• _WHAT IS BEING ASKED_
All lines in the records below with the word "Profit" must be returned.

——

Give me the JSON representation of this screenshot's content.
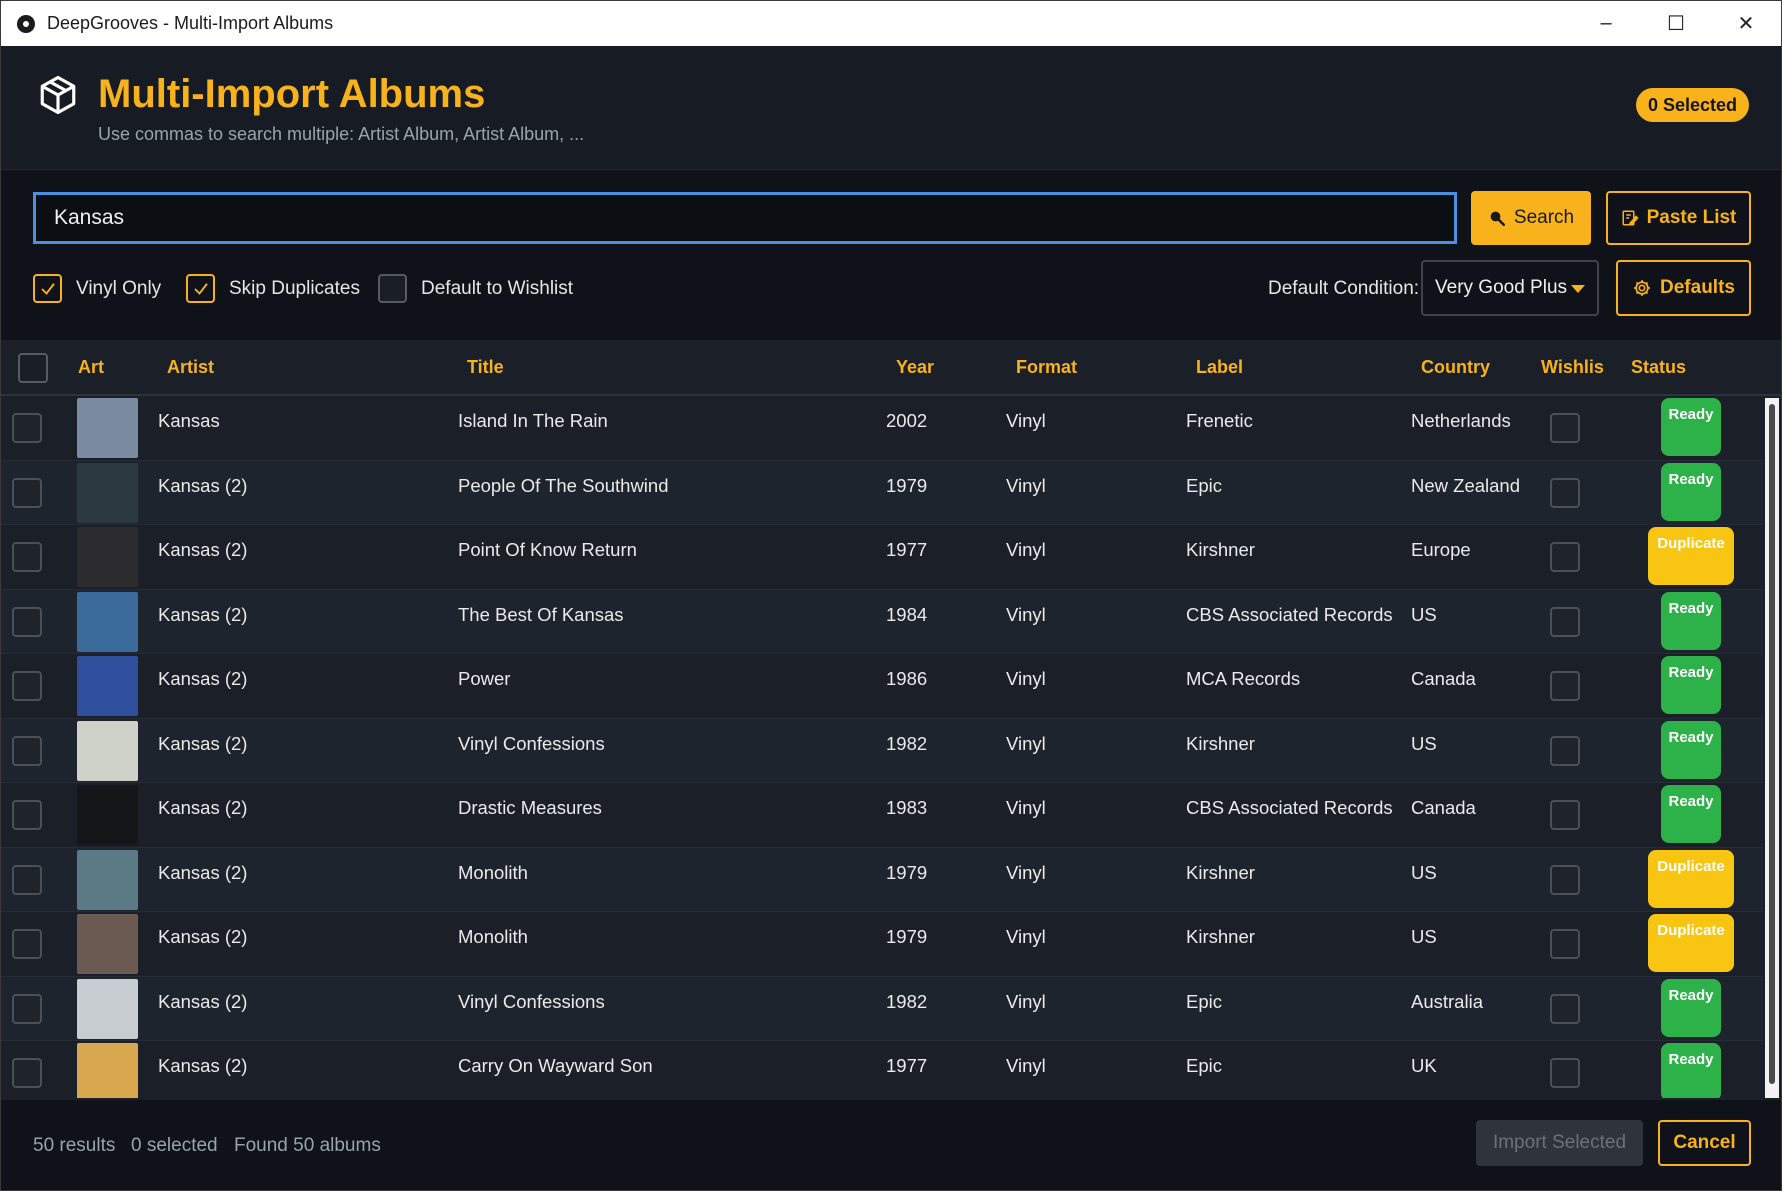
{
  "window": {
    "title": "DeepGrooves - Multi-Import Albums",
    "controls": {
      "minimize": "–",
      "maximize": "☐",
      "close": "✕"
    }
  },
  "header": {
    "title": "Multi-Import Albums",
    "subtitle": "Use commas to search multiple: Artist Album, Artist Album, ...",
    "selected_badge": "0 Selected",
    "icon": "package-icon"
  },
  "search": {
    "value": "Kansas",
    "button_label": "Search",
    "paste_label": "Paste List"
  },
  "options": {
    "vinyl_only": {
      "label": "Vinyl Only",
      "checked": true
    },
    "skip_duplicates": {
      "label": "Skip Duplicates",
      "checked": true
    },
    "default_wishlist": {
      "label": "Default to Wishlist",
      "checked": false
    },
    "condition_label": "Default Condition:",
    "condition_value": "Very Good Plus",
    "defaults_label": "Defaults"
  },
  "table": {
    "headers": [
      "Art",
      "Artist",
      "Title",
      "Year",
      "Format",
      "Label",
      "Country",
      "Wishlist",
      "Status"
    ],
    "rows": [
      {
        "artist": "Kansas",
        "title": "Island In The Rain",
        "year": "2002",
        "format": "Vinyl",
        "label": "Frenetic",
        "country": "Netherlands",
        "status": "Ready",
        "art_color": "#7a8aa0"
      },
      {
        "artist": "Kansas (2)",
        "title": "People Of The Southwind",
        "year": "1979",
        "format": "Vinyl",
        "label": "Epic",
        "country": "New Zealand",
        "status": "Ready",
        "art_color": "#2a3a40"
      },
      {
        "artist": "Kansas (2)",
        "title": "Point Of Know Return",
        "year": "1977",
        "format": "Vinyl",
        "label": "Kirshner",
        "country": "Europe",
        "status": "Duplicate",
        "art_color": "#2c2c2e"
      },
      {
        "artist": "Kansas (2)",
        "title": "The Best Of Kansas",
        "year": "1984",
        "format": "Vinyl",
        "label": "CBS Associated Records",
        "country": "US",
        "status": "Ready",
        "art_color": "#3b6b9a"
      },
      {
        "artist": "Kansas (2)",
        "title": "Power",
        "year": "1986",
        "format": "Vinyl",
        "label": "MCA Records",
        "country": "Canada",
        "status": "Ready",
        "art_color": "#2d4f9e"
      },
      {
        "artist": "Kansas (2)",
        "title": "Vinyl Confessions",
        "year": "1982",
        "format": "Vinyl",
        "label": "Kirshner",
        "country": "US",
        "status": "Ready",
        "art_color": "#cfd2c8"
      },
      {
        "artist": "Kansas (2)",
        "title": "Drastic Measures",
        "year": "1983",
        "format": "Vinyl",
        "label": "CBS Associated Records",
        "country": "Canada",
        "status": "Ready",
        "art_color": "#15161a"
      },
      {
        "artist": "Kansas (2)",
        "title": "Monolith",
        "year": "1979",
        "format": "Vinyl",
        "label": "Kirshner",
        "country": "US",
        "status": "Duplicate",
        "art_color": "#5a7a86"
      },
      {
        "artist": "Kansas (2)",
        "title": "Monolith",
        "year": "1979",
        "format": "Vinyl",
        "label": "Kirshner",
        "country": "US",
        "status": "Duplicate",
        "art_color": "#6b5a52"
      },
      {
        "artist": "Kansas (2)",
        "title": "Vinyl Confessions",
        "year": "1982",
        "format": "Vinyl",
        "label": "Epic",
        "country": "Australia",
        "status": "Ready",
        "art_color": "#c6ccd0"
      },
      {
        "artist": "Kansas (2)",
        "title": "Carry On Wayward Son",
        "year": "1977",
        "format": "Vinyl",
        "label": "Epic",
        "country": "UK",
        "status": "Ready",
        "art_color": "#d9a84e"
      }
    ]
  },
  "footer": {
    "results": "50 results",
    "selected": "0 selected",
    "found": "Found 50 albums",
    "import_label": "Import Selected",
    "cancel_label": "Cancel"
  },
  "colors": {
    "accent": "#f8b21b",
    "ready": "#2db24a",
    "duplicate": "#f8c513",
    "focus": "#4a8fe0"
  }
}
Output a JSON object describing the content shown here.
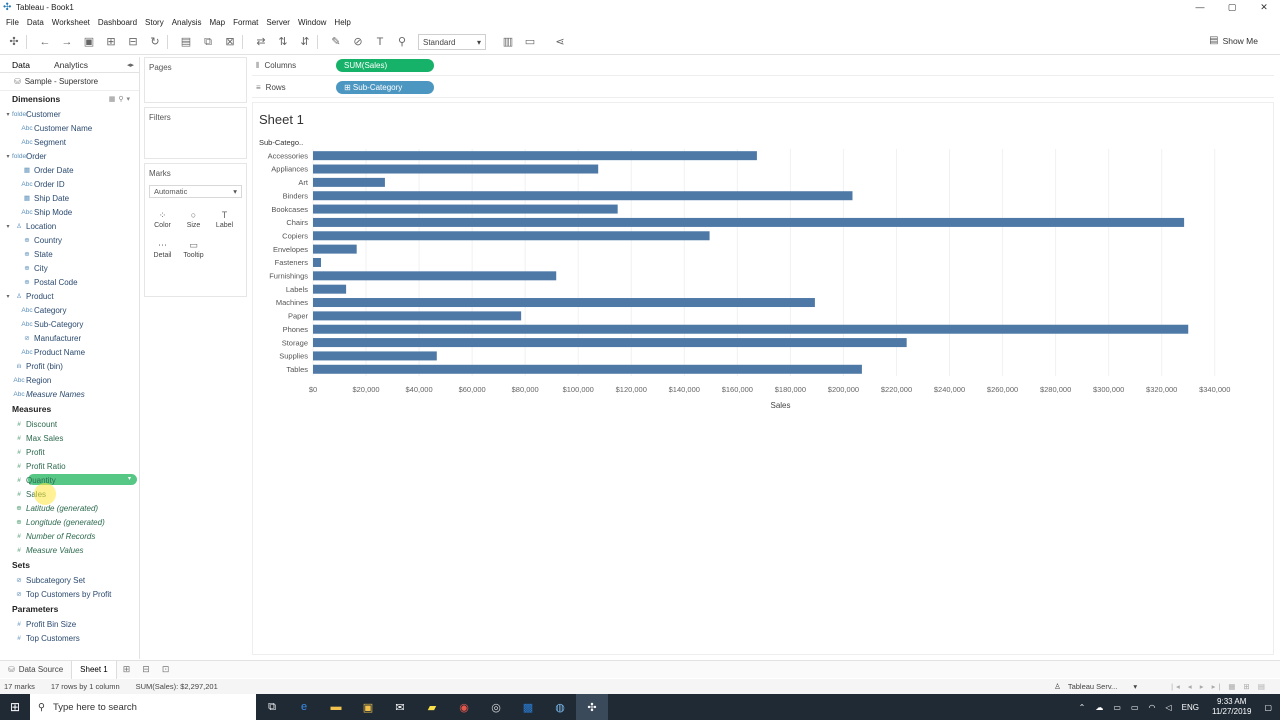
{
  "window": {
    "title": "Tableau - Book1",
    "controls": [
      "—",
      "▢",
      "✕"
    ]
  },
  "menu": [
    "File",
    "Data",
    "Worksheet",
    "Dashboard",
    "Story",
    "Analysis",
    "Map",
    "Format",
    "Server",
    "Window",
    "Help"
  ],
  "toolbar": {
    "fit": "Standard",
    "show_me": "Show Me"
  },
  "data_pane": {
    "tabs": [
      "Data",
      "Analytics"
    ],
    "datasource": "Sample - Superstore",
    "dimensions_label": "Dimensions",
    "dimensions": [
      {
        "name": "Customer",
        "level": 0,
        "icon": "folder",
        "caret": "▾"
      },
      {
        "name": "Customer Name",
        "level": 1,
        "icon": "Abc"
      },
      {
        "name": "Segment",
        "level": 1,
        "icon": "Abc"
      },
      {
        "name": "Order",
        "level": 0,
        "icon": "folder",
        "caret": "▾"
      },
      {
        "name": "Order Date",
        "level": 1,
        "icon": "▦"
      },
      {
        "name": "Order ID",
        "level": 1,
        "icon": "Abc"
      },
      {
        "name": "Ship Date",
        "level": 1,
        "icon": "▦"
      },
      {
        "name": "Ship Mode",
        "level": 1,
        "icon": "Abc"
      },
      {
        "name": "Location",
        "level": 0,
        "icon": "♙",
        "caret": "▾"
      },
      {
        "name": "Country",
        "level": 1,
        "icon": "⊕"
      },
      {
        "name": "State",
        "level": 1,
        "icon": "⊕"
      },
      {
        "name": "City",
        "level": 1,
        "icon": "⊕"
      },
      {
        "name": "Postal Code",
        "level": 1,
        "icon": "⊕"
      },
      {
        "name": "Product",
        "level": 0,
        "icon": "♙",
        "caret": "▾"
      },
      {
        "name": "Category",
        "level": 1,
        "icon": "Abc"
      },
      {
        "name": "Sub-Category",
        "level": 1,
        "icon": "Abc"
      },
      {
        "name": "Manufacturer",
        "level": 1,
        "icon": "⊘"
      },
      {
        "name": "Product Name",
        "level": 1,
        "icon": "Abc"
      },
      {
        "name": "Profit (bin)",
        "level": 0,
        "icon": "ılı"
      },
      {
        "name": "Region",
        "level": 0,
        "icon": "Abc"
      },
      {
        "name": "Measure Names",
        "level": 0,
        "icon": "Abc",
        "italic": true
      }
    ],
    "measures_label": "Measures",
    "measures": [
      {
        "name": "Discount",
        "icon": "#"
      },
      {
        "name": "Max Sales",
        "icon": "#"
      },
      {
        "name": "Profit",
        "icon": "#"
      },
      {
        "name": "Profit Ratio",
        "icon": "#"
      },
      {
        "name": "Quantity",
        "icon": "#",
        "selected": true
      },
      {
        "name": "Sales",
        "icon": "#"
      },
      {
        "name": "Latitude (generated)",
        "icon": "⊕",
        "italic": true
      },
      {
        "name": "Longitude (generated)",
        "icon": "⊕",
        "italic": true
      },
      {
        "name": "Number of Records",
        "icon": "#",
        "italic": true
      },
      {
        "name": "Measure Values",
        "icon": "#",
        "italic": true
      }
    ],
    "sets_label": "Sets",
    "sets": [
      {
        "name": "Subcategory Set",
        "icon": "⊘"
      },
      {
        "name": "Top Customers by Profit",
        "icon": "⊘"
      }
    ],
    "parameters_label": "Parameters",
    "parameters": [
      {
        "name": "Profit Bin Size",
        "icon": "#"
      },
      {
        "name": "Top Customers",
        "icon": "#"
      }
    ]
  },
  "cards": {
    "pages": "Pages",
    "filters": "Filters",
    "marks": "Marks",
    "mark_type": "Automatic",
    "mark_buttons": [
      {
        "label": "Color",
        "icon": "⁘"
      },
      {
        "label": "Size",
        "icon": "○"
      },
      {
        "label": "Label",
        "icon": "T"
      },
      {
        "label": "Detail",
        "icon": "⋯"
      },
      {
        "label": "Tooltip",
        "icon": "▭"
      }
    ]
  },
  "shelves": {
    "columns_label": "Columns",
    "columns_pill": "SUM(Sales)",
    "rows_label": "Rows",
    "rows_pill": "⊞ Sub-Category"
  },
  "sheet": {
    "title": "Sheet 1"
  },
  "chart_data": {
    "type": "bar",
    "orientation": "horizontal",
    "row_header": "Sub-Catego..",
    "categories": [
      "Accessories",
      "Appliances",
      "Art",
      "Binders",
      "Bookcases",
      "Chairs",
      "Copiers",
      "Envelopes",
      "Fasteners",
      "Furnishings",
      "Labels",
      "Machines",
      "Paper",
      "Phones",
      "Storage",
      "Supplies",
      "Tables"
    ],
    "values": [
      167380,
      107532,
      27119,
      203413,
      114880,
      328449,
      149528,
      16476,
      3024,
      91705,
      12486,
      189239,
      78479,
      330007,
      223844,
      46674,
      206966
    ],
    "xlabel": "Sales",
    "xlim": [
      0,
      345000
    ],
    "ticks": [
      0,
      20000,
      40000,
      60000,
      80000,
      100000,
      120000,
      140000,
      160000,
      180000,
      200000,
      220000,
      240000,
      260000,
      280000,
      300000,
      320000,
      340000
    ],
    "tick_labels": [
      "$0",
      "$20,000",
      "$40,000",
      "$60,000",
      "$80,000",
      "$100,000",
      "$120,000",
      "$140,000",
      "$160,000",
      "$180,000",
      "$200,000",
      "$220,000",
      "$240,000",
      "$260,000",
      "$280,000",
      "$300,000",
      "$320,000",
      "$340,000"
    ],
    "bar_color": "#4e79a7",
    "grid": true
  },
  "tabs": {
    "data_source": "Data Source",
    "sheet": "Sheet 1"
  },
  "status": {
    "marks": "17 marks",
    "rows": "17 rows by 1 column",
    "sum": "SUM(Sales): $2,297,201",
    "server": "Tableau Serv..."
  },
  "taskbar": {
    "search_placeholder": "Type here to search",
    "time": "9:33 AM",
    "date": "11/27/2019",
    "lang": "ENG"
  }
}
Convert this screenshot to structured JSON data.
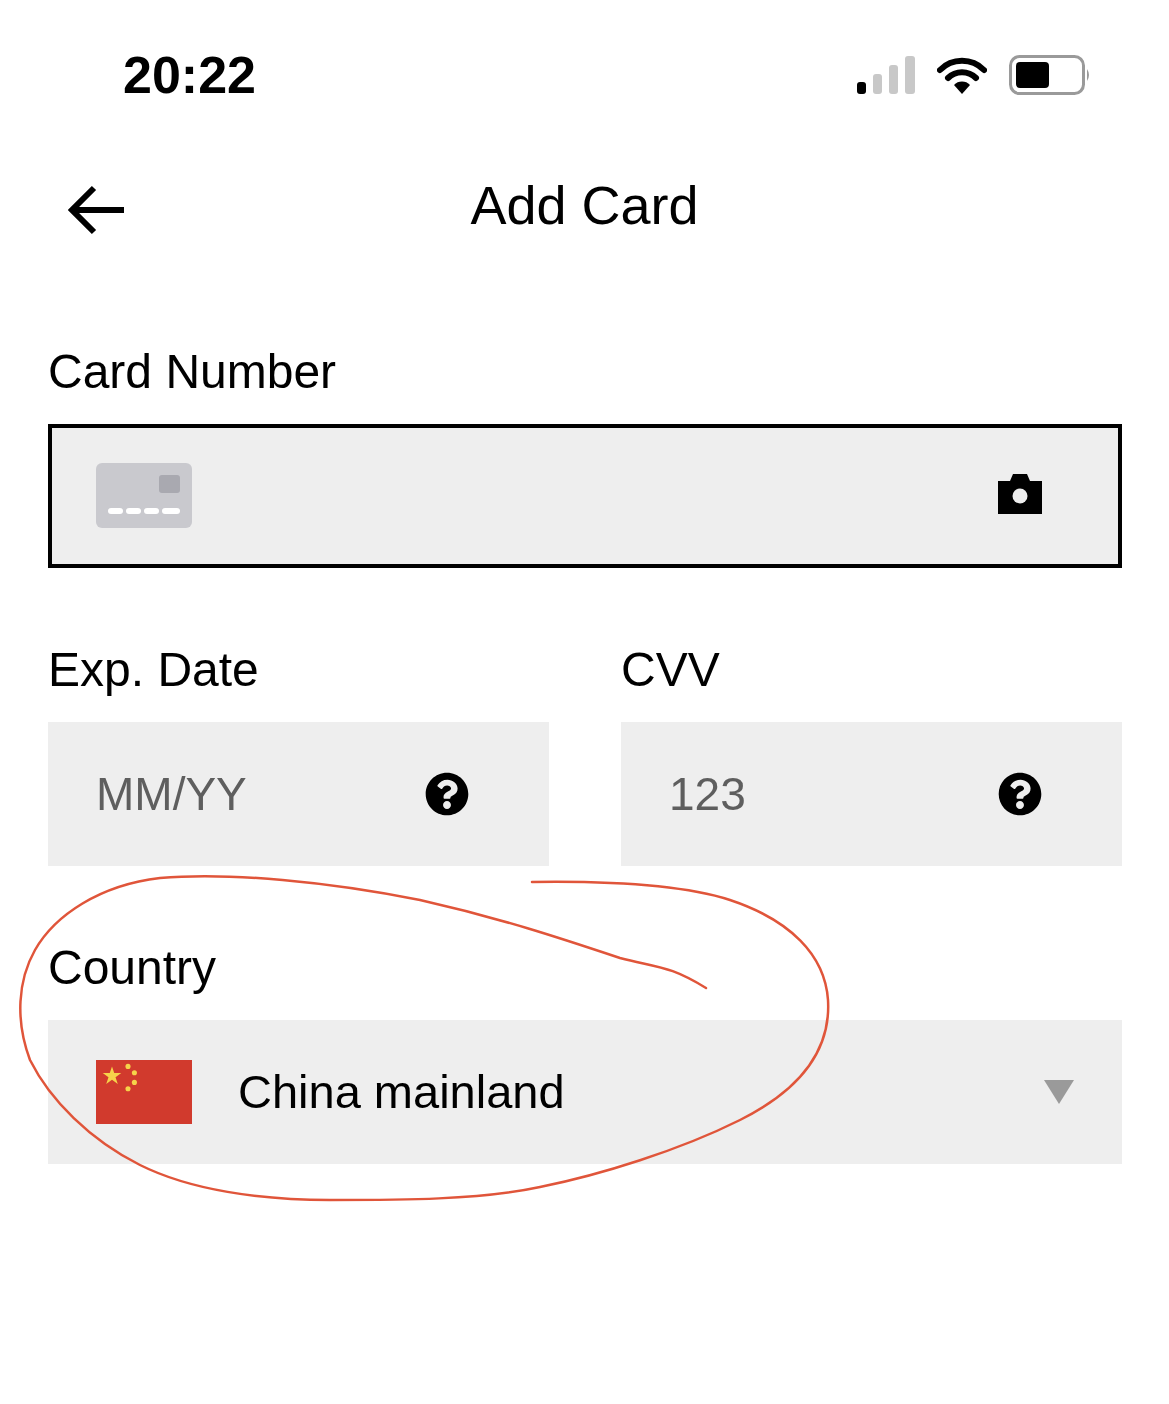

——

• _SOLUTION BELOW_
        "name": "Profit (bin)",
        "name": "Profit",
        "name": "Profit Ratio",
        "name": "Top Customers by Profit",
        "name": "Profit Bin Size",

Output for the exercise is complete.